Editing and Production

What is involved in music editing?

The first thing involved with music editing is that we start with the best possible recording in the first place, meaning we record digitally instead of analog, as explained [here]. [link to digital recording page]

What can we edit? Here’s a short list: notes, rhythms, chords, volume, pauses, pedaling, and on and on.

On the other hand, while we have this much control in editing, we also make sure that the recording is truly theirs, and certainly record many times for each piece until it is the best they can possibly do. We as teachers have no problem saying, “nope, do it again.” This makes students practice at home hard, and concentrate and focus hard while recording.

So while digital recording involves on mostly hardware, editing involves mostly software. The studio’s main software sequencer is called Digital Performer, made by MOTU (Mark of the Unicorn). This is a roughly $700 software suite used for editing and production of sound. This is no toy, far beyond the capabilities of GarageBand. (although we have that too, and help teach students how to use it if they have it at home)

The other main software suite we use is called SampleTank, made by IK Multimedia. This is a suite of sounds, a sample workstation, with 2 DVDs of samples, over 1,800 sounds that are completely customizable. The studio has customized the best possible piano sound included, and the results you can hear by the sound quality you hear in every student’s recordings on their own webpage on this site. You have to hear it to believe it. Mr. Nazzaro has sculpted the sounds with the 50 sound shaping parameters included in this workstation, and shaped them with 33 built-in effects, like reverb and delay, to make the sound incredibly realistic when students record on the digital Clavinova.
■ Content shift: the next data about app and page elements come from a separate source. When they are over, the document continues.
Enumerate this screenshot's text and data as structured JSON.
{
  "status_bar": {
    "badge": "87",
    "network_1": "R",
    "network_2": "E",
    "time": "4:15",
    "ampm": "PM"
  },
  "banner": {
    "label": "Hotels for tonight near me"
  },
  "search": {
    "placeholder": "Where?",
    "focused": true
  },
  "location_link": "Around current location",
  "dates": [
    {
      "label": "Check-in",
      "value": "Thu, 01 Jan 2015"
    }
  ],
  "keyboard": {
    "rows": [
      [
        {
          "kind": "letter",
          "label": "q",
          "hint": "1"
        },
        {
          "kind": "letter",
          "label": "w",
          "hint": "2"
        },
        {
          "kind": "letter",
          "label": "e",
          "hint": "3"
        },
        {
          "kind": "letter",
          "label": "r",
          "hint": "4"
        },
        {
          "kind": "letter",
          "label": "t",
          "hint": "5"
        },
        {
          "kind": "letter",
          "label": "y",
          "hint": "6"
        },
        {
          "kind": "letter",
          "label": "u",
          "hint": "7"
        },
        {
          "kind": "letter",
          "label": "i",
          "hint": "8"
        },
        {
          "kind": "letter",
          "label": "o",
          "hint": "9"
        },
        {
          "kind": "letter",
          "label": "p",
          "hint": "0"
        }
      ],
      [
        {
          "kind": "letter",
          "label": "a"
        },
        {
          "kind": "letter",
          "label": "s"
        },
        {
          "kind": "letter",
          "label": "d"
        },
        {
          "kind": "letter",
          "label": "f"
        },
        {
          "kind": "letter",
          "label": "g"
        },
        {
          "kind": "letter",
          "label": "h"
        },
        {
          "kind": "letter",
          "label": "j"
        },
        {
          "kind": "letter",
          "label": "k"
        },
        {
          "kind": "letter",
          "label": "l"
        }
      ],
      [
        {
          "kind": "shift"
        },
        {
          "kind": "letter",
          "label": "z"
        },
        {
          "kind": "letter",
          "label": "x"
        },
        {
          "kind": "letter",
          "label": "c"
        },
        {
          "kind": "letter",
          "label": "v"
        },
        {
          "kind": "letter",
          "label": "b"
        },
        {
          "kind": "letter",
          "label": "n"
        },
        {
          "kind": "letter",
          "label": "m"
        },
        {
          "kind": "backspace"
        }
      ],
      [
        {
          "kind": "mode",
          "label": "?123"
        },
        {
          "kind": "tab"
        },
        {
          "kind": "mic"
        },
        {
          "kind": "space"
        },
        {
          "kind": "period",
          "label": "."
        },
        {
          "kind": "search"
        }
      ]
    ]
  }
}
Using Digital Performer, SampleTank, and the digitally recorded acoustic tracks, we fine tune each student’s recordings into the best possible sounds. We control sound to the 1000th of a second!

What is involved in music production?

One of the best descriptions of music production is taking the sound that was recorded and producing the final product, and, in this case, music.

This is a very important step, for without it, you have no final product. It involves the knowledge of both the hardware recording aspect, as well as the editing and refining of audio. The audio producer has to have them work together, understand the technology’s settings, parameters, and capabilities, and put them together for the final “mix”. There are actually a number of terms for this job, including “sound engineer”, “mastering engineer”, and “audio designer”. Whatever you call the job, it certainly takes a lot of knowledge.